FORTY-TWO-YEAR-OLD writer-director Fred Schepisi is definitely the most controversial and arguably the most talented of all Australian filmmakers. With only three feature films to his name, he’s won an international reputation as a sensual visual poet and an intrepid explorer of volatile subject matter. He’s viewed as an individualistic outsider — with good reason. He not only wrote and directed his first feature, The Devil’s Playground (1976), but promoted it and distributed it down under virtually all by himself. This tragicomic study of life in a Marist seminary swept the Australian Film Awards and finally opened in New York in 1981 to rave renews. Schepisi’s next film, the incendiary The Chant of Jimmie Blacksmith (1978), from the novel by Thomas Keneally, outraged home audiences with its frank depiction of racial violence in nineteenth-century Australia but was also hailed by American critics as a masterwork. Schepisi’s first American movie, a visually arresting, spirited western, Barbarosa, has yet to open outside the South and Southwest. Its distributor, Universal Pictures, chose to market it regionally as a conventional shoot-’em-up instead of premiering it in the major northern cities to take advantage of Schepisi’s large critical following. Though the film stars both Willie Nelson and Gary Busey at their best, Universal is now debating whether to open it elsewhere or cut its losses. When I met Schepisi a few weeks after the movie’s regional opening, he spoke quite frankly about its failure to find an audience.
Why is Barbarosa in trouble?
I think the problem is that Universal didn’t like the film. Studios are able to convey their feelings to everyone who sees a film. They had an exhibitors’ screening in New York and managed to make it quite clear that they were not keen on the film and that it was not high on their list of priorities. Both trade reviews led off by saying the film would be difficult to market. That’s no coincidence.
I was in advertising myself, so I’m not just speaking as a director. I think the people who didn’t like the film wanted to be proved right They want to think they’re good marketers. But a good marketer is a person who’s able to take a difficult film, figure out what its audience is and how to reach that audience, and then market it. These days, everyone is after the big one. No one’s content with a modest success.
What attracted you to Barbarosa in the first place?
It has this roguish, picaresque quality, and it allows me to examine hatred as a catalyst for uniting people.

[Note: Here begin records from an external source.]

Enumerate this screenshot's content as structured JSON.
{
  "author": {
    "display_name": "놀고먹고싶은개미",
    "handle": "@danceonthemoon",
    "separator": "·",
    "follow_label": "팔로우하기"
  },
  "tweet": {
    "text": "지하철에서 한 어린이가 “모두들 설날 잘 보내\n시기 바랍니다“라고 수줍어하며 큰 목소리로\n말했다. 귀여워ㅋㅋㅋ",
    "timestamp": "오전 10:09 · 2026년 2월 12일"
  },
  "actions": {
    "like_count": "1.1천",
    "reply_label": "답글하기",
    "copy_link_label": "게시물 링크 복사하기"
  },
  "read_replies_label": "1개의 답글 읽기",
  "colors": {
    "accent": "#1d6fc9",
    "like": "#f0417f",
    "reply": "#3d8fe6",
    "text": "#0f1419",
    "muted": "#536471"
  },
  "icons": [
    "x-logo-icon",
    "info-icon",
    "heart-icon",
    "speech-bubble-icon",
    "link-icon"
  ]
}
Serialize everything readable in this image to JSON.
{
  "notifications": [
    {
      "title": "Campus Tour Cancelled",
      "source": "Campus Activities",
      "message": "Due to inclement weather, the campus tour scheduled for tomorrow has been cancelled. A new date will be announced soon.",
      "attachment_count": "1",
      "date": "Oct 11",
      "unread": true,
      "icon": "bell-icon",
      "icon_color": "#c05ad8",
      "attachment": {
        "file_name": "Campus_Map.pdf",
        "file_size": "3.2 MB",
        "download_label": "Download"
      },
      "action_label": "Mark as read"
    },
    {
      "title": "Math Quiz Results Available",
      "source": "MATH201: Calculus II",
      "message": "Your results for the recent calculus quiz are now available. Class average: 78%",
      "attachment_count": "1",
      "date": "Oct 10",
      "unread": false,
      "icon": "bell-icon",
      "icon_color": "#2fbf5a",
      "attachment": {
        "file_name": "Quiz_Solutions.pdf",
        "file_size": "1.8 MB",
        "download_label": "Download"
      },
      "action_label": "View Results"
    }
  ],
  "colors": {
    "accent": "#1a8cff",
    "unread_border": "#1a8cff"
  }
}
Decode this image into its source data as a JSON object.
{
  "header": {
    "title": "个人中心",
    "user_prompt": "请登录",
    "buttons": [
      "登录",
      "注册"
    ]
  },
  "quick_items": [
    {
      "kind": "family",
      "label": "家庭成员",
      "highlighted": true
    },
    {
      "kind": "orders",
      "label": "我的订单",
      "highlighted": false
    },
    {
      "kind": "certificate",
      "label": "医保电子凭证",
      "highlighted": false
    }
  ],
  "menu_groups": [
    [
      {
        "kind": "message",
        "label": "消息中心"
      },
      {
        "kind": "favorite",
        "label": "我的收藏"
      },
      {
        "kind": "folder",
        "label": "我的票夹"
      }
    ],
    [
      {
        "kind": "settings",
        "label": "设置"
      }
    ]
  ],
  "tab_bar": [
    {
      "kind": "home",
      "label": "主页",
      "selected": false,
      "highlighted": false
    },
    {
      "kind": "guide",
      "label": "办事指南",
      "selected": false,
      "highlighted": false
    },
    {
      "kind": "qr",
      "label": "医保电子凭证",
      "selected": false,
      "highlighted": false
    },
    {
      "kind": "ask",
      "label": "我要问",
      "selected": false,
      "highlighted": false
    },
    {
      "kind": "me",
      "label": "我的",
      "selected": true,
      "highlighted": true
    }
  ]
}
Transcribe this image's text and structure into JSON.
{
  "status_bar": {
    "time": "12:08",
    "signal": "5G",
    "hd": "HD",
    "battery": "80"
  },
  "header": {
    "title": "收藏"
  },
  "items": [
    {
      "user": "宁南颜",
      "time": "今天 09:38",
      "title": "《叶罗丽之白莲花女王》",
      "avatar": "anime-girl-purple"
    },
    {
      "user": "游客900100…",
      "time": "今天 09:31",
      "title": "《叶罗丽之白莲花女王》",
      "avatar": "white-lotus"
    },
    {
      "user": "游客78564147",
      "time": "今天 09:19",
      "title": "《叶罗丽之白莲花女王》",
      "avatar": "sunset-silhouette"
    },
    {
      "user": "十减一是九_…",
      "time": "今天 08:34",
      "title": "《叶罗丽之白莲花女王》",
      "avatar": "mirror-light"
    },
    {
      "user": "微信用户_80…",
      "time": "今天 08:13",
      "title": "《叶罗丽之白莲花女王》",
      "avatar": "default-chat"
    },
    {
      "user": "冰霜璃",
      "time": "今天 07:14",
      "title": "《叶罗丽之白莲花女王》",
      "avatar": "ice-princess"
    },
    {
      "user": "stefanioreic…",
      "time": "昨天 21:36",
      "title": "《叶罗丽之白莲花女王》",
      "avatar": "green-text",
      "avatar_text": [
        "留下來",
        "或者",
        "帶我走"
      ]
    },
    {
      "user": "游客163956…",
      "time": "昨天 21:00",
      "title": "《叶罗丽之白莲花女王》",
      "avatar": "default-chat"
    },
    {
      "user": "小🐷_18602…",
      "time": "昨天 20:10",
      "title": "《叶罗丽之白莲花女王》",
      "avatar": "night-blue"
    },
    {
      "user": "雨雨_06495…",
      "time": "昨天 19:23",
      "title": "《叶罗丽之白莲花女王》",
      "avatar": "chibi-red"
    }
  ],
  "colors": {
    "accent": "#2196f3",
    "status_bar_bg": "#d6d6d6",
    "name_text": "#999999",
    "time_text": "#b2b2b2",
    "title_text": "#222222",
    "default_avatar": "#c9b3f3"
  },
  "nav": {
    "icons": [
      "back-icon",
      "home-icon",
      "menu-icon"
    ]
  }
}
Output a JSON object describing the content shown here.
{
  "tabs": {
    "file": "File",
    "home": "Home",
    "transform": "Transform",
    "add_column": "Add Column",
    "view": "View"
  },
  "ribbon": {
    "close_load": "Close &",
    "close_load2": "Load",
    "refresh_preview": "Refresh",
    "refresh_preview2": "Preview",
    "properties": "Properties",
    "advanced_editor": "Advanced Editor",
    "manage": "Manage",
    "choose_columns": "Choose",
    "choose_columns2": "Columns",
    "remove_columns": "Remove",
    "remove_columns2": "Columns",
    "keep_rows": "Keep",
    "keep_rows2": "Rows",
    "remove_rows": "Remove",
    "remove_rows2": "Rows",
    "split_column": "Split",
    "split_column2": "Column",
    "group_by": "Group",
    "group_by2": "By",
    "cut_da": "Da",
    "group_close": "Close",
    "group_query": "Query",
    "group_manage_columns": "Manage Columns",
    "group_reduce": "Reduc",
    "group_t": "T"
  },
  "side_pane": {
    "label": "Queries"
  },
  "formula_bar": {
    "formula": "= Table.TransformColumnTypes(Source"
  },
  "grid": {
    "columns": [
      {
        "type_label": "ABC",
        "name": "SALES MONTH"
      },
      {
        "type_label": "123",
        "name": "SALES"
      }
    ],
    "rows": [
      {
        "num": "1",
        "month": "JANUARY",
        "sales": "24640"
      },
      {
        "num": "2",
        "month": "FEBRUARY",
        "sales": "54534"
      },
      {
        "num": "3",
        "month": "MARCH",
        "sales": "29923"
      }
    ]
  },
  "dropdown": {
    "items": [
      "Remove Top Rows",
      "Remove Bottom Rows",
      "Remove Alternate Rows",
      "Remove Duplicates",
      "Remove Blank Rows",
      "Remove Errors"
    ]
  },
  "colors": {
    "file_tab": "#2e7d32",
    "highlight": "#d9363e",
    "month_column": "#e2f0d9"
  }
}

The Mexicans unite against Barbarosa the way the American people united against the Ayatol-lah Khomeini.
All your films are about what unites and separates different cultures.
Arthur Dignam, an actor who played in The Devil’s Playground, told me I always deal with individuals outside of a system who are struggling to become part of a system and yet remain individuals. I guess that’s right. On the one hand, I’m conservative — I’m suspicious of extremist factions in society. On the other hand, I’m an-tiauthoritarian and against institutions.
The Devil’s Playground, which is, in some ways, critical of the Catholic church, contains a real respect for ritual.
Rules and regulations are usually set up for good reasons. When I was running my own business (a film production company specializing in commercials), a-couple of university people studied it as an example of open management. As long as people did their jobs, that was it. We all shared in the goodies. Well, I cannot tell you. One man came in drunk. I lost some people. One man came in crying, saying, “I’m becoming a bum. You’ve got to tell me what to da” I had to become a benevolent dictator. But you have to create a balance. You can’t let regulations become rigid.
Why do you think Jimmie Blacksmith upset Australians?
Australians are basically racist, and they are able to avoid facing it because most Australians live in cities. The black populations that remain, that weren’t killed off, are either confined to a specific suburb or live in country towns or right outside of country towns. So most Australians can live a whole lifetime and never come into contact with blacks on any day-to-day basis. They can have very liberal attitudes without ever having to put them to the test.This film put them to the test.
There are some visual similarities between Barbarosa and Blacksmith.
The running scenes are somewhat similar. But in Blacksmith, all the shots of the aborigines were directed to look as if they grew out of the landscape. The whites in the movies were shot as if they were alien to the landscape: up and out, so that they were fighting against it, and there was violence in everything they did. Barbarosa is shot differently, except for the Mexican banditos all tucked down in the canyons. There are two things I tried to do visually: to show you the beauty of the countryside as it looked to Barbarosa — he does stay there because he likes the joint; and to convey the reality beneath the surface — that it’s harsh and rocky and thorny, that it hurts.
What bothers you the most about American movie making?
You spend more time making deals than you do making the films. You don’t get to make many of the films you work on, and if you do, there are so many compromises along the way that the film you make is very different from the film you agreed to make. Fighting with the powers that be can be depleting for an artist
But if what you say about hate is true, then artists could band together against the businessmen.
Well, I hope it’s not true., I hope there are greater motivating forces than hate. The ayatollah united this country, but.so did the U.S. Olympic hockey team. When they won the gold medal, I’d never seen such a national explosion of joy!